Records >>
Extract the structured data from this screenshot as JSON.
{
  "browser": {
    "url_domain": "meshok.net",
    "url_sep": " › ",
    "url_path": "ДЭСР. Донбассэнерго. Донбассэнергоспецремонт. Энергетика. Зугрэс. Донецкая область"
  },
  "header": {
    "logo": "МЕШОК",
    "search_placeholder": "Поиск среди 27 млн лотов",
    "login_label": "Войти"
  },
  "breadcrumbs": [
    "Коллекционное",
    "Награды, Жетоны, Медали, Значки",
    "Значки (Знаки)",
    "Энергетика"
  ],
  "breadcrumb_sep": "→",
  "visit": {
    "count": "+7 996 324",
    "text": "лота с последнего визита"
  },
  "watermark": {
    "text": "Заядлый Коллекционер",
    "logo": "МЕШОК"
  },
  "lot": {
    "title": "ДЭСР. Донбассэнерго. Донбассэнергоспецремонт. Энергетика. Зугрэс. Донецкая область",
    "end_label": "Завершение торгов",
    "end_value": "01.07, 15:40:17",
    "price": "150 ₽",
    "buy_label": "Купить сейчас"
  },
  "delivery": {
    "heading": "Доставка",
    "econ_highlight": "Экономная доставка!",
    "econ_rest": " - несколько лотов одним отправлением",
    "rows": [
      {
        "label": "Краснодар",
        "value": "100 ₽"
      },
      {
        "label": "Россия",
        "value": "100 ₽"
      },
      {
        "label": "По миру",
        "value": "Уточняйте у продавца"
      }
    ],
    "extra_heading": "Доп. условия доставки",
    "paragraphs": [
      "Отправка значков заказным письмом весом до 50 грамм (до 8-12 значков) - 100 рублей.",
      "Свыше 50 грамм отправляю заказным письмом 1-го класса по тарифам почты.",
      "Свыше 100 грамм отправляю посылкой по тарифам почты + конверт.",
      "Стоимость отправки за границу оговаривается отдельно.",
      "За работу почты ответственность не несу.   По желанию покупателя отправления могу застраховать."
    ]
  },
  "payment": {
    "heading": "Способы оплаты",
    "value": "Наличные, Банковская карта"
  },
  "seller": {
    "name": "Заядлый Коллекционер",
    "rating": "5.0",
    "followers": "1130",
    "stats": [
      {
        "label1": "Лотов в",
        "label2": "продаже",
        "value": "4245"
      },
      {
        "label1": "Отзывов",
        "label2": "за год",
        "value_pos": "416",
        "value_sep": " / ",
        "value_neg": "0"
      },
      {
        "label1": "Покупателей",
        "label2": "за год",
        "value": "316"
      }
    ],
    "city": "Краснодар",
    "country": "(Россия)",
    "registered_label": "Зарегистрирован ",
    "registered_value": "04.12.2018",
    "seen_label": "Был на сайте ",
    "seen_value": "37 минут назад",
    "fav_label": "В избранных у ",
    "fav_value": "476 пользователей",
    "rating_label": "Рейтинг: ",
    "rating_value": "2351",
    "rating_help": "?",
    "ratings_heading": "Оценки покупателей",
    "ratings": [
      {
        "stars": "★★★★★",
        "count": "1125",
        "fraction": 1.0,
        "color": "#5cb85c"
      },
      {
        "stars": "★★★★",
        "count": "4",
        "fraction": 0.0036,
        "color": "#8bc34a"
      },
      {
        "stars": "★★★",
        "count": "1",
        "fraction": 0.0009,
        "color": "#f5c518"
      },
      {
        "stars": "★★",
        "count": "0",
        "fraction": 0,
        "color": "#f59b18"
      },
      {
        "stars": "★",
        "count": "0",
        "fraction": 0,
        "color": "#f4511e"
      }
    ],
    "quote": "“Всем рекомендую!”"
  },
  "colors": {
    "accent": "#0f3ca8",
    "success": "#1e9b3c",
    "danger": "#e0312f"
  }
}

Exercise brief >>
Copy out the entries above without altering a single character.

Task answer >>
Extract the structured data from this screenshot as JSON.
{
  "browser": {
    "url_domain": "meshok.net",
    "url_sep": " › ",
    "url_path": "ДЭСР. Донбассэнерго. Донбассэнергоспецремонт. Энергетика. Зугрэс. Донецкая область"
  },
  "header": {
    "logo": "МЕШОК",
    "search_placeholder": "Поиск среди 27 млн лотов",
    "login_label": "Войти"
  },
  "breadcrumbs": [
    "Коллекционное",
    "Награды, Жетоны, Медали, Значки",
    "Значки (Знаки)",
    "Энергетика"
  ],
  "breadcrumb_sep": "→",
  "visit": {
    "count": "+7 996 324",
    "text": "лота с последнего визита"
  },
  "watermark": {
    "text": "Заядлый Коллекционер",
    "logo": "МЕШОК"
  },
  "lot": {
    "title": "ДЭСР. Донбассэнерго. Донбассэнергоспецремонт. Энергетика. Зугрэс. Донецкая область",
    "end_label": "Завершение торгов",
    "end_value": "01.07, 15:40:17",
    "price": "150 ₽",
    "buy_label": "Купить сейчас"
  },
  "delivery": {
    "heading": "Доставка",
    "econ_highlight": "Экономная доставка!",
    "econ_rest": " - несколько лотов одним отправлением",
    "rows": [
      {
        "label": "Краснодар",
        "value": "100 ₽"
      },
      {
        "label": "Россия",
        "value": "100 ₽"
      },
      {
        "label": "По миру",
        "value": "Уточняйте у продавца"
      }
    ],
    "extra_heading": "Доп. условия доставки",
    "paragraphs": [
      "Отправка значков заказным письмом весом до 50 грамм (до 8-12 значков) - 100 рублей.",
      "Свыше 50 грамм отправляю заказным письмом 1-го класса по тарифам почты.",
      "Свыше 100 грамм отправляю посылкой по тарифам почты + конверт.",
      "Стоимость отправки за границу оговаривается отдельно.",
      "За работу почты ответственность не несу.   По желанию покупателя отправления могу застраховать."
    ]
  },
  "payment": {
    "heading": "Способы оплаты",
    "value": "Наличные, Банковская карта"
  },
  "seller": {
    "name": "Заядлый Коллекционер",
    "rating": "5.0",
    "followers": "1130",
    "stats": [
      {
        "label1": "Лотов в",
        "label2": "продаже",
        "value": "4245"
      },
      {
        "label1": "Отзывов",
        "label2": "за год",
        "value_pos": "416",
        "value_sep": " / ",
        "value_neg": "0"
      },
      {
        "label1": "Покупателей",
        "label2": "за год",
        "value": "316"
      }
    ],
    "city": "Краснодар",
    "country": "(Россия)",
    "registered_label": "Зарегистрирован ",
    "registered_value": "04.12.2018",
    "seen_label": "Был на сайте ",
    "seen_value": "37 минут назад",
    "fav_label": "В избранных у ",
    "fav_value": "476 пользователей",
    "rating_label": "Рейтинг: ",
    "rating_value": "2351",
    "rating_help": "?",
    "ratings_heading": "Оценки покупателей",
    "ratings": [
      {
        "stars": "★★★★★",
        "count": "1125",
        "fraction": 1.0,
        "color": "#5cb85c"
      },
      {
        "stars": "★★★★",
        "count": "4",
        "fraction": 0.0036,
        "color": "#8bc34a"
      },
      {
        "stars": "★★★",
        "count": "1",
        "fraction": 0.0009,
        "color": "#f5c518"
      },
      {
        "stars": "★★",
        "count": "0",
        "fraction": 0,
        "color": "#f59b18"
      },
      {
        "stars": "★",
        "count": "0",
        "fraction": 0,
        "color": "#f4511e"
      }
    ],
    "quote": "“Всем рекомендую!”"
  },
  "colors": {
    "accent": "#0f3ca8",
    "success": "#1e9b3c",
    "danger": "#e0312f"
  }
}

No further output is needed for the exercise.